What you should do
Which lines of the material contain the word "size"? Show each one.

########################################

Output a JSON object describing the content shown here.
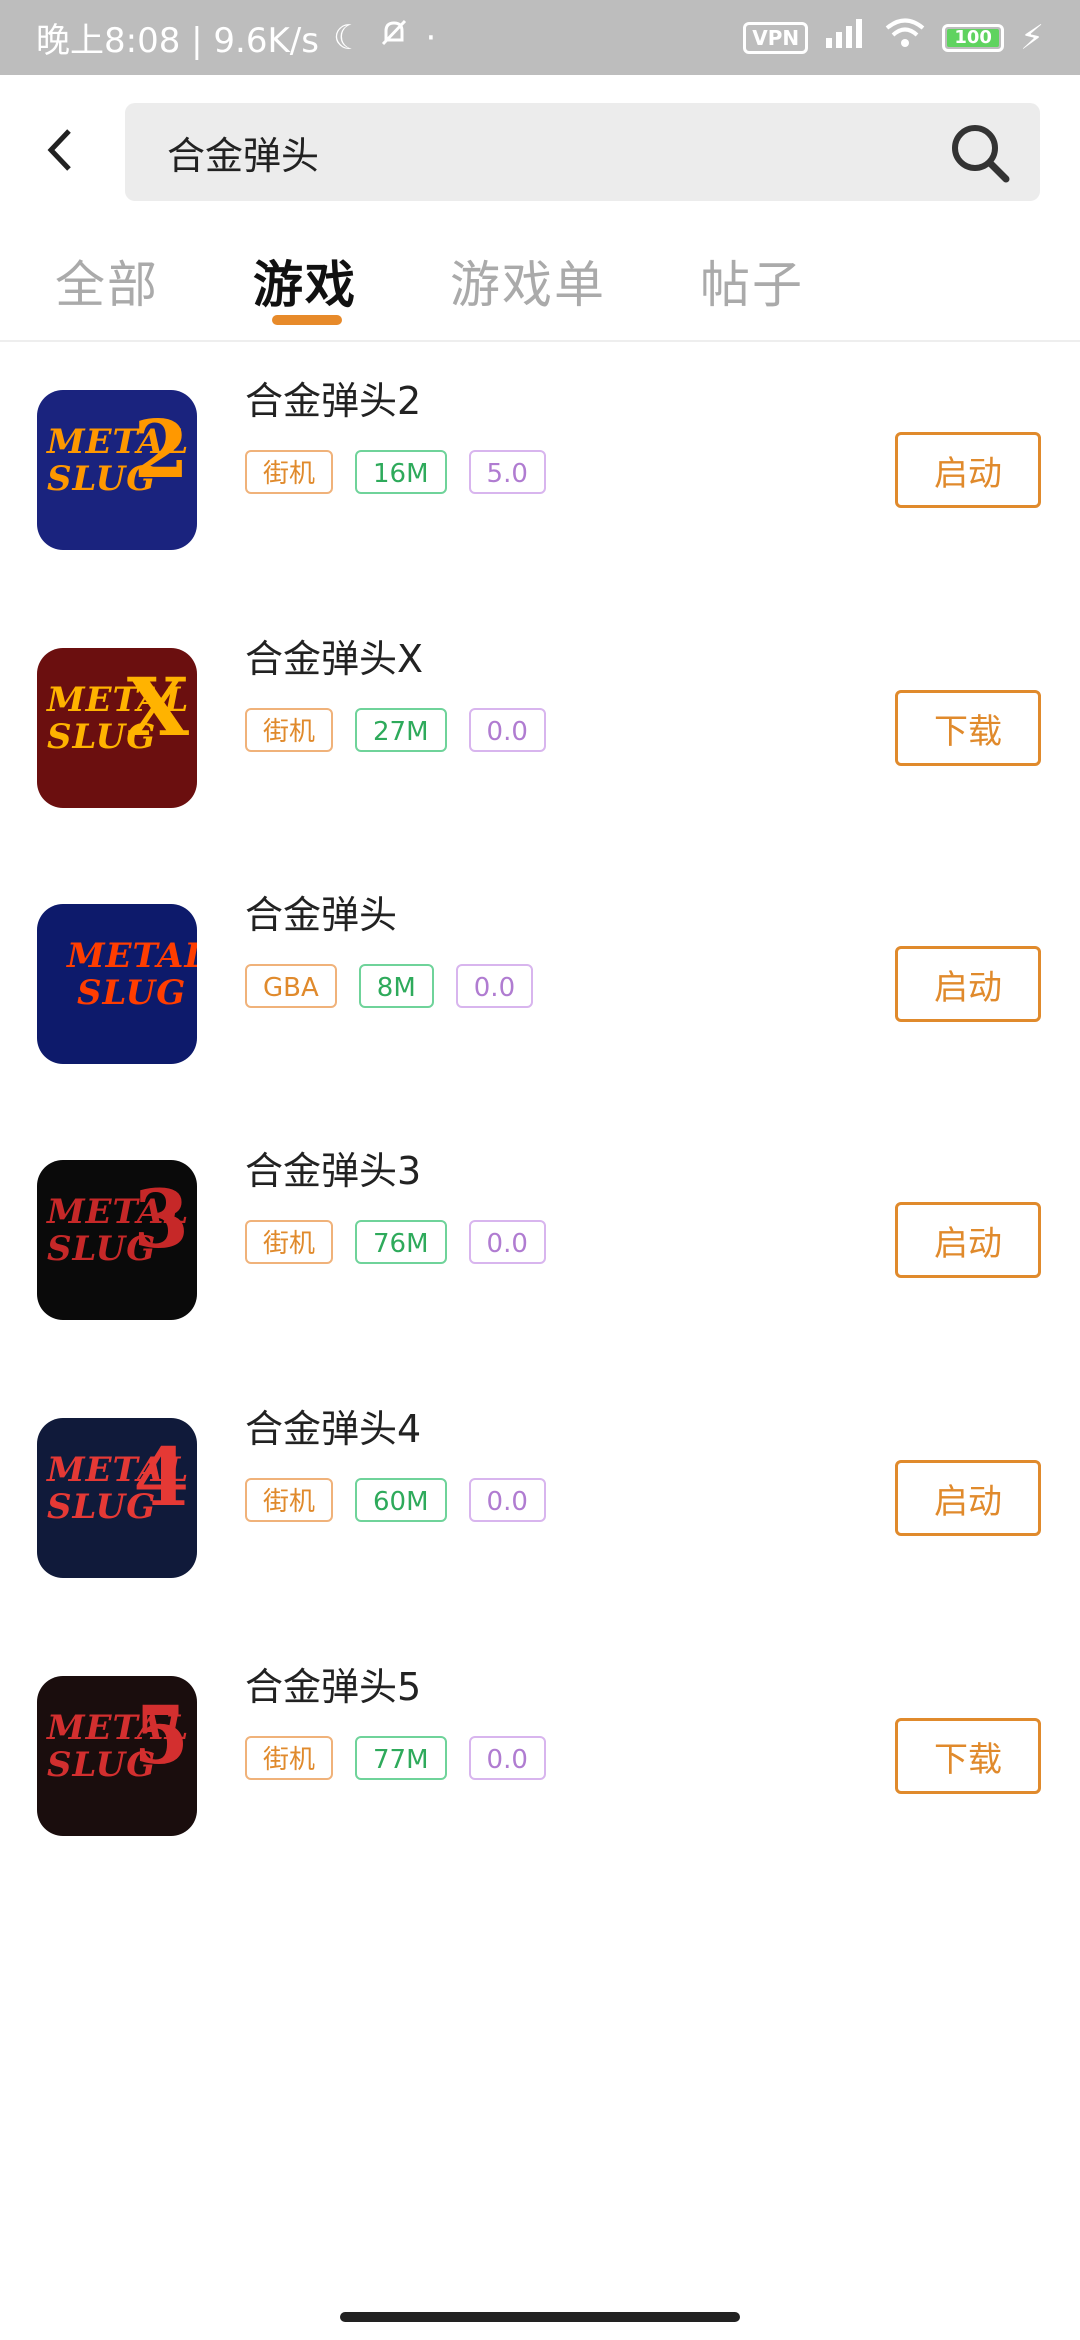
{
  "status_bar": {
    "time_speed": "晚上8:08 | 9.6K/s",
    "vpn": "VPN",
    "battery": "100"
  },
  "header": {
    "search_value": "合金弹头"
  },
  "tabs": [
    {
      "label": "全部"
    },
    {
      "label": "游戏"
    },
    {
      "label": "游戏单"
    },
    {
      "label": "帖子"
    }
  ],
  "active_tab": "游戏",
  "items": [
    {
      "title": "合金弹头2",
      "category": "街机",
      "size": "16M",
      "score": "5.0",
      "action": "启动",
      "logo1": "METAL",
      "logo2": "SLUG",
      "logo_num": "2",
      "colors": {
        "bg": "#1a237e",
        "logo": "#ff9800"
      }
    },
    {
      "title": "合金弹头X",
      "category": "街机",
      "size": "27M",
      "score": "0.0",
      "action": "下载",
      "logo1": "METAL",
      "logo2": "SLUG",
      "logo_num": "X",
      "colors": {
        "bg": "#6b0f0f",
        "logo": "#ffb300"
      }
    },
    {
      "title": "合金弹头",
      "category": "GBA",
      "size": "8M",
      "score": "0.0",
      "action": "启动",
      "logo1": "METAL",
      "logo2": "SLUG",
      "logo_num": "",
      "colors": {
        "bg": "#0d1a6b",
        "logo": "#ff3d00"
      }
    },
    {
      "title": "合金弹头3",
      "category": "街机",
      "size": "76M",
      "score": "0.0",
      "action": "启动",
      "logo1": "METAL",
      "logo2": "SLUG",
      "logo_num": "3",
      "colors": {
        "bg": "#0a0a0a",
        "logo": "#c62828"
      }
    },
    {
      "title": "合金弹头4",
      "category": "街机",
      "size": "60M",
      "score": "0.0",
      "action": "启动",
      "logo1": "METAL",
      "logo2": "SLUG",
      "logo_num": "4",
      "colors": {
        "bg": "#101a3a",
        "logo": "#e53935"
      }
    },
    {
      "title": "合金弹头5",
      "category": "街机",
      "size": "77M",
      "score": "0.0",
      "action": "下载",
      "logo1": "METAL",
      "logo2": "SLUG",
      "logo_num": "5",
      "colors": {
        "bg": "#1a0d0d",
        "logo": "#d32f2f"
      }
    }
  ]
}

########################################

Reply to the task
      "size": "16M",
      "size": "27M",
      "size": "8M",
      "size": "76M",
      "size": "60M",
      "size": "77M",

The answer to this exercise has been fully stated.